The task: Report each line of the records below that uses the word "this".

Available data:
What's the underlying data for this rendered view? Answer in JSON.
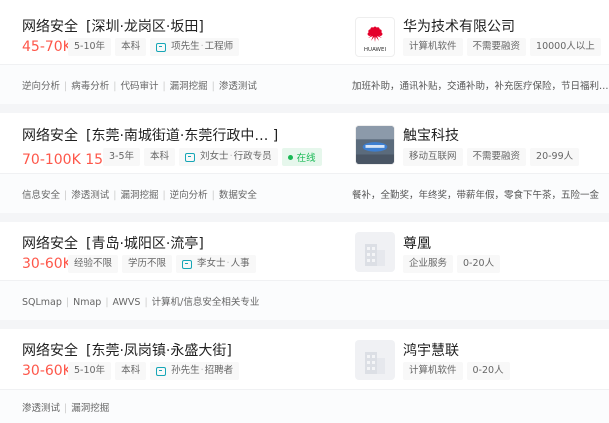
{
  "colors": {
    "salary": "#fe574a",
    "accent": "#16a6b6",
    "online": "#19b955"
  },
  "jobs": [
    {
      "title": "网络安全",
      "location": "[深圳·龙岗区·坂田]",
      "salary": "45-70K",
      "tags": [
        "5-10年",
        "本科"
      ],
      "recruiter": {
        "name": "项先生",
        "role": "工程师"
      },
      "online": null,
      "skills": [
        "逆向分析",
        "病毒分析",
        "代码审计",
        "漏洞挖掘",
        "渗透测试"
      ],
      "company": "华为技术有限公司",
      "company_logo": "huawei-logo",
      "company_logo_text": "HUAWEI",
      "company_tags": [
        "计算机软件",
        "不需要融资",
        "10000人以上"
      ],
      "welfare": "加班补助，通讯补贴，交通补助，补充医疗保险，节日福利…"
    },
    {
      "title": "网络安全",
      "location": "[东莞·南城街道·东莞行政中…  ]",
      "salary": "70-100K 15薪",
      "tags": [
        "3-5年",
        "本科"
      ],
      "recruiter": {
        "name": "刘女士",
        "role": "行政专员"
      },
      "online": "在线",
      "skills": [
        "信息安全",
        "渗透测试",
        "漏洞挖掘",
        "逆向分析",
        "数据安全"
      ],
      "company": "触宝科技",
      "company_logo": "chubao-logo",
      "company_tags": [
        "移动互联网",
        "不需要融资",
        "20-99人"
      ],
      "welfare": "餐补，全勤奖，年终奖，带薪年假，零食下午茶，五险一金"
    },
    {
      "title": "网络安全",
      "location": "[青岛·城阳区·流亭]",
      "salary": "30-60K",
      "tags": [
        "经验不限",
        "学历不限"
      ],
      "recruiter": {
        "name": "李女士",
        "role": "人事"
      },
      "online": null,
      "skills": [
        "SQLmap",
        "Nmap",
        "AWVS",
        "计算机/信息安全相关专业"
      ],
      "company": "尊凰",
      "company_logo": "building-icon",
      "company_tags": [
        "企业服务",
        "0-20人"
      ],
      "welfare": ""
    },
    {
      "title": "网络安全",
      "location": "[东莞·凤岗镇·永盛大街]",
      "salary": "30-60K",
      "tags": [
        "5-10年",
        "本科"
      ],
      "recruiter": {
        "name": "孙先生",
        "role": "招聘者"
      },
      "online": null,
      "skills": [
        "渗透测试",
        "漏洞挖掘"
      ],
      "company": "鸿宇慧联",
      "company_logo": "building-icon",
      "company_tags": [
        "计算机软件",
        "0-20人"
      ],
      "welfare": ""
    }
  ]
}
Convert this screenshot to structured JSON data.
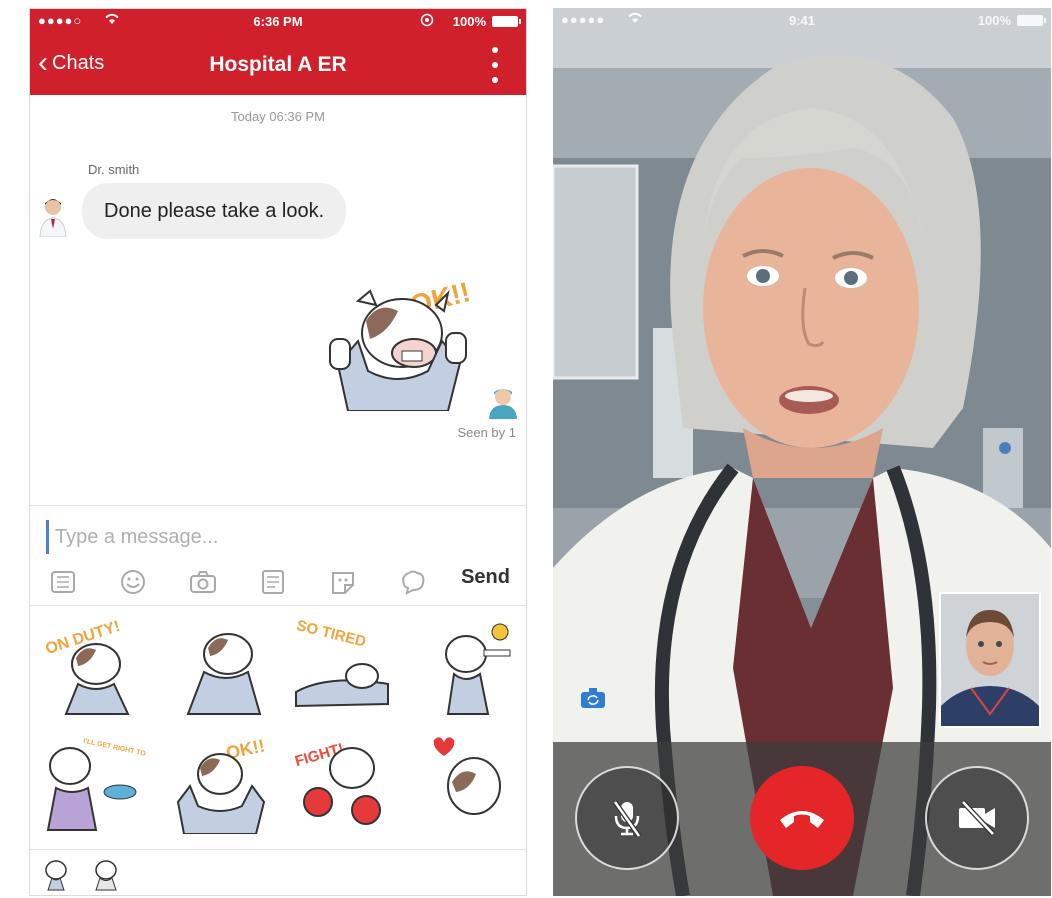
{
  "chat_phone": {
    "status_bar": {
      "signal": "●●●●○",
      "time": "6:36 PM",
      "battery": "100%"
    },
    "nav": {
      "back_label": "Chats",
      "title": "Hospital A ER"
    },
    "timestamp": "Today  06:36 PM",
    "message": {
      "sender": "Dr. smith",
      "text": "Done please take a look."
    },
    "sticker_text": "OK!!",
    "seen_label": "Seen by 1",
    "input": {
      "placeholder": "Type a message...",
      "value": ""
    },
    "toolbar": {
      "icons": [
        "keyboard-icon",
        "emoji-icon",
        "camera-icon",
        "gallery-icon",
        "sticker-icon",
        "brain-icon"
      ],
      "send_label": "Send"
    },
    "stickers": [
      {
        "name": "sticker-on-duty",
        "text": "ON DUTY!"
      },
      {
        "name": "sticker-sad-cow",
        "text": ""
      },
      {
        "name": "sticker-so-tired",
        "text": "SO TIRED"
      },
      {
        "name": "sticker-injection",
        "text": ""
      },
      {
        "name": "sticker-right-to-your-desk",
        "text": "I'LL GET RIGHT TO YOUR DESK"
      },
      {
        "name": "sticker-ok",
        "text": "OK!!"
      },
      {
        "name": "sticker-fight",
        "text": "FIGHT!"
      },
      {
        "name": "sticker-love",
        "text": ""
      }
    ]
  },
  "video_phone": {
    "status_bar": {
      "signal": "●●●●●",
      "time": "9:41",
      "battery": "100%"
    },
    "controls": {
      "mute_icon": "mic-off-icon",
      "end_icon": "end-call-icon",
      "video_icon": "video-off-icon",
      "switch_icon": "camera-switch-icon"
    }
  },
  "colors": {
    "brand_red": "#d0202c",
    "end_call_red": "#e52628",
    "input_cursor_blue": "#4a80d8"
  }
}
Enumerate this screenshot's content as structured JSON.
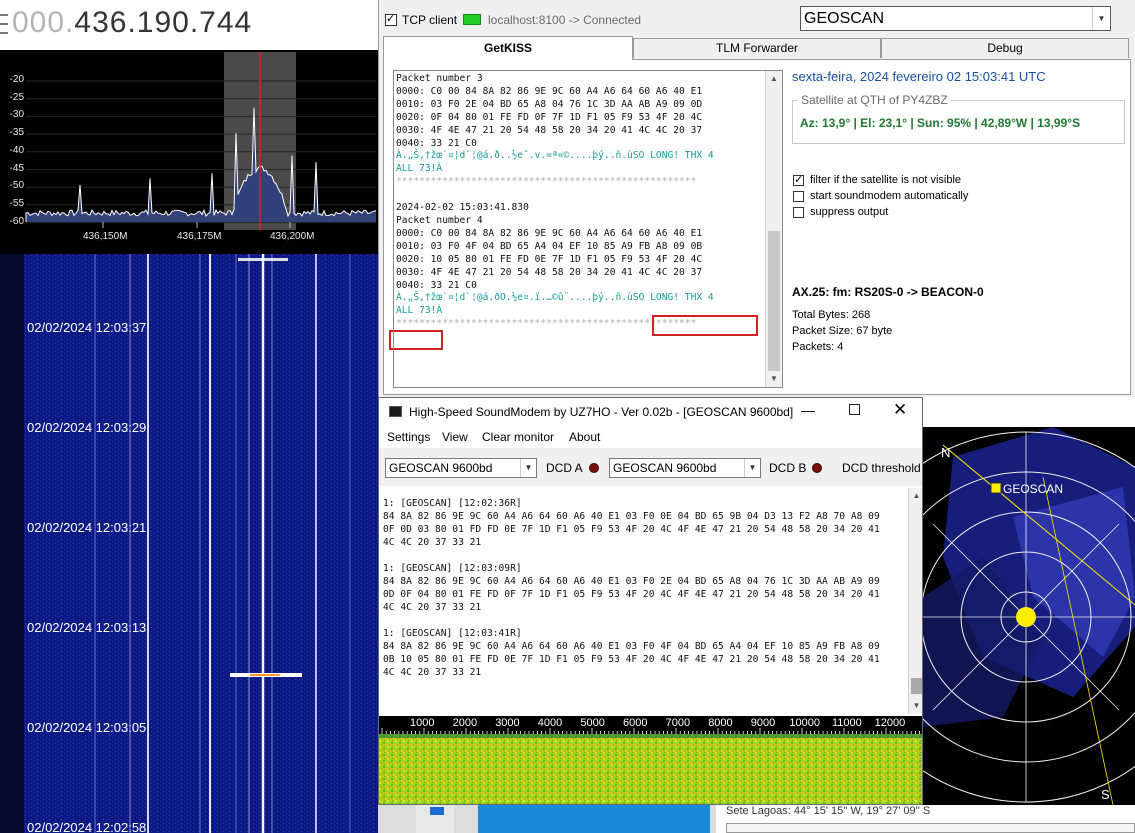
{
  "sdr": {
    "freq_dim": "000.",
    "freq_bright": "436.190.744",
    "spectrum_db_ticks": [
      "-20",
      "-25",
      "-30",
      "-35",
      "-40",
      "-45",
      "-50",
      "-55",
      "-60"
    ],
    "spectrum_freq_ticks": [
      "436,150M",
      "436,175M",
      "436,200M"
    ],
    "waterfall_timestamps": [
      "02/02/2024 12:03:37",
      "02/02/2024 12:03:29",
      "02/02/2024 12:03:21",
      "02/02/2024 12:03:13",
      "02/02/2024 12:03:05",
      "02/02/2024 12:02:58"
    ]
  },
  "kiss": {
    "tcp_client_label": "TCP client",
    "tcp_client_checked": true,
    "connection_status": "localhost:8100 -> Connected",
    "satellite_select": "GEOSCAN",
    "tabs": [
      "GetKISS",
      "TLM Forwarder",
      "Debug"
    ],
    "active_tab": "GetKISS",
    "log_lines_top": [
      "Packet number 3",
      "0000: C0 00 84 8A 82 86 9E 9C 60 A4 A6 64 60 A6 40 E1",
      "0010: 03 F0 2E 04 BD 65 A8 04 76 1C 3D AA AB A9 09 0D",
      "0020: 0F 04 80 01 FE FD 0F 7F 1D F1 05 F9 53 4F 20 4C",
      "0030: 4F 4E 47 21 20 54 48 58 20 34 20 41 4C 4C 20 37",
      "0040: 33 21 C0"
    ],
    "log_ascii_1a": "À.„Š,†žœ`¤¦d`¦@á.ð..½eˆ.v.=ª«©....þý..ñ.ùSO LONG! THX 4",
    "log_ascii_1b": "ALL 73!À",
    "log_separator": "****************************************************",
    "log_timestamp": "2024-02-02 15:03:41.830",
    "log_lines_bottom": [
      "Packet number 4",
      "0000: C0 00 84 8A 82 86 9E 9C 60 A4 A6 64 60 A6 40 E1",
      "0010: 03 F0 4F 04 BD 65 A4 04 EF 10 85 A9 FB A8 09 0B",
      "0020: 10 05 80 01 FE FD 0E 7F 1D F1 05 F9 53 4F 20 4C",
      "0030: 4F 4E 47 21 20 54 48 58 20 34 20 41 4C 4C 20 37",
      "0040: 33 21 C0"
    ],
    "log_ascii_2a": "À.„Š,†žœ`¤¦d`¦@á.ðO.½e¤.ï.…©û¨....þý..ñ.ùSO LONG! THX 4",
    "log_ascii_2b": "ALL 73!À",
    "datetime": "sexta-feira, 2024 fevereiro 02  15:03:41 UTC",
    "qth_group_label": "Satellite at QTH of PY4ZBZ",
    "qth_info": "Az: 13,9° | El: 23,1° | Sun: 95% | 42,89°W | 13,99°S",
    "options": [
      {
        "label": "filter if the satellite is not visible",
        "checked": true
      },
      {
        "label": "start soundmodem automatically",
        "checked": false
      },
      {
        "label": "suppress output",
        "checked": false
      }
    ],
    "ax25_line": "AX.25: fm: RS20S-0 -> BEACON-0",
    "total_bytes": "Total Bytes: 268",
    "packet_size": "Packet Size: 67 byte",
    "packets": "Packets: 4"
  },
  "modem": {
    "title": "High-Speed SoundModem by UZ7HO - Ver 0.02b - [GEOSCAN 9600bd]",
    "menu": [
      "Settings",
      "View",
      "Clear monitor",
      "About"
    ],
    "modem_a": "GEOSCAN 9600bd",
    "dcd_a": "DCD A",
    "modem_b": "GEOSCAN 9600bd",
    "dcd_b": "DCD B",
    "dcd_threshold": "DCD threshold",
    "log_lines": [
      "1: [GEOSCAN] [12:02:36R]",
      "84 8A 82 86 9E 9C 60 A4 A6 64 60 A6 40 E1 03 F0 0E 04 BD 65 9B 04 D3 13 F2 A8 70 A8 09",
      "0F 0D 03 80 01 FD FD 0E 7F 1D F1 05 F9 53 4F 20 4C 4F 4E 47 21 20 54 48 58 20 34 20 41",
      "4C 4C 20 37 33 21",
      "",
      "1: [GEOSCAN] [12:03:09R]",
      "84 8A 82 86 9E 9C 60 A4 A6 64 60 A6 40 E1 03 F0 2E 04 BD 65 A8 04 76 1C 3D AA AB A9 09",
      "0D 0F 04 80 01 FE FD 0F 7F 1D F1 05 F9 53 4F 20 4C 4F 4E 47 21 20 54 48 58 20 34 20 41",
      "4C 4C 20 37 33 21",
      "",
      "1: [GEOSCAN] [12:03:41R]",
      "84 8A 82 86 9E 9C 60 A4 A6 64 60 A6 40 E1 03 F0 4F 04 BD 65 A4 04 EF 10 85 A9 FB A8 09",
      "0B 10 05 80 01 FE FD 0E 7F 1D F1 05 F9 53 4F 20 4C 4F 4E 47 21 20 54 48 58 20 34 20 41",
      "4C 4C 20 37 33 21"
    ],
    "ruler_ticks": [
      "1000",
      "2000",
      "3000",
      "4000",
      "5000",
      "6000",
      "7000",
      "8000",
      "9000",
      "10000",
      "11000",
      "12000"
    ]
  },
  "polar": {
    "north": "N",
    "south": "S",
    "satellite_label": "GEOSCAN",
    "location": "Sete Lagoas: 44° 15' 15'' W, 19° 27' 09'' S"
  },
  "colors": {
    "waterfall_bg": "#0a1470",
    "spectrum_fill": "#3a4a80",
    "red_marker": "#d42020",
    "qth_green": "#207a30",
    "datetime_blue": "#1a4fa0",
    "sun_yellow": "#ffee00"
  }
}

Output of the exercise:
What's the underlying data for this rendered view? Answer in JSON.
Convert this screenshot to structured JSON data.
Enumerate this screenshot's content as structured JSON.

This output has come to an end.